A time signature of 6/8 means count 6 eighth notes to each bar. This is also a very often-used time signature. You would count the beat: 1, 2, 3, 4, 5, 6, 1, 2, 3, 4, 5, 6, and so on…
In any way, how do you conduct a 6'4 pattern?
Next, what is the rhythmic pattern 6 8?
6/8 has an added down-up beat pattern on the first eighth note of each group — beats 1 and 4. Showing the emphasis using italics, you count a measure of 6/8 with one count for each eighth note beat, as follows: One, two, three, four, five, six.
6/8 consists of two groups of 3 eighth notes, whereas 3/4 consists of three groups of 2 eighth notes. A group here is the same as one beat. 6/8 has 2 beats of 3 eighth notes each; 3/4 has 3 beats of 2 eighth notes each. Note that often, a rhythm in 3/4 like the above is written with one beam across all six eighth notes ...
A conducting pattern is a pattern in which your dominant hand follows in order to establish beats and tempo to the choir. Conductors that are directing large orchestras and choirs will often times use a baton so that the entire group can clearly see the motions.
A time signature of 6-8 means there are 6 eighth notes in each measure. Within that structure, the beats can still be broken down into faster notes, but the printed music will always respect the basic beats, grouping faster notes together into the main beats.
Answer: 6/8 time can be performed at any tempo, slow or fast. But when 6/8 is fast, as it usually is, then each measure has two beats, each of which has the value of a dotted quarter note, equal to three eighths.
The top number tells you how many beats there are in one measure. The bottom number tells you what kind of note is considered one beat. In the first example, the bottom number is 2, which means one half note is considered one beat. The top number is 3, which means one measure has three half note beats.
The top number tells you how many beats will be in each measure. The bottom number tells you what kind of note each beat is. For instance, if the bottom number is 1, that means whole notes and if the bottom number is 2, that means half notes. Similarly, 4 means quarter notes and 8 means eighth notes.
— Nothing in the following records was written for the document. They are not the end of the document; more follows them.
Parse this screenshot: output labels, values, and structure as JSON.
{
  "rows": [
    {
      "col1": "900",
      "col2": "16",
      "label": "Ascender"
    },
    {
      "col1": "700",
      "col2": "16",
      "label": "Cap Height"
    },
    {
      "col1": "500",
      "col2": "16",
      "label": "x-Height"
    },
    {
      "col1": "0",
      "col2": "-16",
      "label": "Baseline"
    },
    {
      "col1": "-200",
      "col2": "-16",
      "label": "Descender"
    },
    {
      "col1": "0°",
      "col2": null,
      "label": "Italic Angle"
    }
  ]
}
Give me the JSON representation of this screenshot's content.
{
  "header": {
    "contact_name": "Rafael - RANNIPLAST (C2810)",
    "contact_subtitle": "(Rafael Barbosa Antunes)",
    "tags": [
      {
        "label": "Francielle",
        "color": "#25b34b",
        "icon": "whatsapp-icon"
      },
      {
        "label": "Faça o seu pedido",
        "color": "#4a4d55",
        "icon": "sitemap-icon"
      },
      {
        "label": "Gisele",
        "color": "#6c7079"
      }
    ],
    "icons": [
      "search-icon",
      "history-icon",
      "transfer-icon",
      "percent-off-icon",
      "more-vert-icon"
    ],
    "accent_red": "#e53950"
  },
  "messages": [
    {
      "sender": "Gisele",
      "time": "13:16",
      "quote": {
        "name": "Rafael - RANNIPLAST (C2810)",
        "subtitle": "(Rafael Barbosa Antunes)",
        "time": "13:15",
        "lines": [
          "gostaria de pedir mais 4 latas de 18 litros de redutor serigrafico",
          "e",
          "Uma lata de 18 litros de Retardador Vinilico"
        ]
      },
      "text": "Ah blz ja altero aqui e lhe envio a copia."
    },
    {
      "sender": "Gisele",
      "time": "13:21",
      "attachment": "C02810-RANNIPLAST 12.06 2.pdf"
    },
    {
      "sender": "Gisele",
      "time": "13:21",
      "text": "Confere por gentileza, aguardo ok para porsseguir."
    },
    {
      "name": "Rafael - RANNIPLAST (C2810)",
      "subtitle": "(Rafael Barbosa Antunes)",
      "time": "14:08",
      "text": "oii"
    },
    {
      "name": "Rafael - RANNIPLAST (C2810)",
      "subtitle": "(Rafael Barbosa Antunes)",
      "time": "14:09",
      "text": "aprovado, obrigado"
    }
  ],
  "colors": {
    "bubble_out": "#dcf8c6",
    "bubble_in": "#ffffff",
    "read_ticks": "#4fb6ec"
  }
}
Basic conducting gestures usually include holding the baton to cue musical entrance, execute preparation beat and beat patterns such as “2/4”, “3/4”, “4/4” ...... The velocity of the movement of baton or hands determines the tempo and dynamics.
A duplet will have 2 of the note value with a number 2 above or below to represent that it is a duplet. The most common duplet is the eighth note duplet, often found in 6/8 time. To count duplets we will use the simple meter counting method from Lesson 17, of using the syllable "AND" on the second half of the beat.
6/8 = two dotted quarter note beats per bar. The first rest we write needs to make up a complete dotted quarter beat when added to the C quarter note, so we write an eighth rest. Now we have a complete first beat, made up of the quarter (note) plus an eighth (rest).